* WHAT TO WORK ON: Restate each entry below word for word, without skipping any.
⟨
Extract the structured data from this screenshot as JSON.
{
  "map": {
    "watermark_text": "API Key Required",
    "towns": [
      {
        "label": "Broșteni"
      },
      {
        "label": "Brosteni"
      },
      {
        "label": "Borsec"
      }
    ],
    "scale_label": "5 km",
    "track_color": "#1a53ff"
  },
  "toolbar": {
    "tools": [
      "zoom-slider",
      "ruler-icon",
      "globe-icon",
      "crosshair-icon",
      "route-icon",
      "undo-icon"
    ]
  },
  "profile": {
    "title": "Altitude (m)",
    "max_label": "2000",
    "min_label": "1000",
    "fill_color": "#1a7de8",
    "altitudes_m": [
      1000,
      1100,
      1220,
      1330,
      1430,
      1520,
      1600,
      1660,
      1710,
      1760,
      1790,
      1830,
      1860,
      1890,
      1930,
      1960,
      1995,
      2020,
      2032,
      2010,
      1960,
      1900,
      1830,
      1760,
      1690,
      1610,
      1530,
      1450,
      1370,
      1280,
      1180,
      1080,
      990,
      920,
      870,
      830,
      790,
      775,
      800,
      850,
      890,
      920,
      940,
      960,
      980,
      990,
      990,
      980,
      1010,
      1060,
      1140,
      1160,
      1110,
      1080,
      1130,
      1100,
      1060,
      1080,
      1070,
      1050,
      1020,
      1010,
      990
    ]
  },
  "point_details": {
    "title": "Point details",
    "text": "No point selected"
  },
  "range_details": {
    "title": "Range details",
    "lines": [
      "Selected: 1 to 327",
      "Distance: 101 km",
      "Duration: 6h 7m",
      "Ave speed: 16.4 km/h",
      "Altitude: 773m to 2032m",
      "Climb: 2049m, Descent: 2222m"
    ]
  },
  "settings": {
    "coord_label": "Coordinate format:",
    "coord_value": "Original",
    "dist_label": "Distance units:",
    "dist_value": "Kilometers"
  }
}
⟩
* RESPONSE TO THIS EXERCISE:
Extract the structured data from this screenshot as JSON.
{
  "map": {
    "watermark_text": "API Key Required",
    "towns": [
      {
        "label": "Broșteni"
      },
      {
        "label": "Brosteni"
      },
      {
        "label": "Borsec"
      }
    ],
    "scale_label": "5 km",
    "track_color": "#1a53ff"
  },
  "toolbar": {
    "tools": [
      "zoom-slider",
      "ruler-icon",
      "globe-icon",
      "crosshair-icon",
      "route-icon",
      "undo-icon"
    ]
  },
  "profile": {
    "title": "Altitude (m)",
    "max_label": "2000",
    "min_label": "1000",
    "fill_color": "#1a7de8",
    "altitudes_m": [
      1000,
      1100,
      1220,
      1330,
      1430,
      1520,
      1600,
      1660,
      1710,
      1760,
      1790,
      1830,
      1860,
      1890,
      1930,
      1960,
      1995,
      2020,
      2032,
      2010,
      1960,
      1900,
      1830,
      1760,
      1690,
      1610,
      1530,
      1450,
      1370,
      1280,
      1180,
      1080,
      990,
      920,
      870,
      830,
      790,
      775,
      800,
      850,
      890,
      920,
      940,
      960,
      980,
      990,
      990,
      980,
      1010,
      1060,
      1140,
      1160,
      1110,
      1080,
      1130,
      1100,
      1060,
      1080,
      1070,
      1050,
      1020,
      1010,
      990
    ]
  },
  "point_details": {
    "title": "Point details",
    "text": "No point selected"
  },
  "range_details": {
    "title": "Range details",
    "lines": [
      "Selected: 1 to 327",
      "Distance: 101 km",
      "Duration: 6h 7m",
      "Ave speed: 16.4 km/h",
      "Altitude: 773m to 2032m",
      "Climb: 2049m, Descent: 2222m"
    ]
  },
  "settings": {
    "coord_label": "Coordinate format:",
    "coord_value": "Original",
    "dist_label": "Distance units:",
    "dist_value": "Kilometers"
  }
}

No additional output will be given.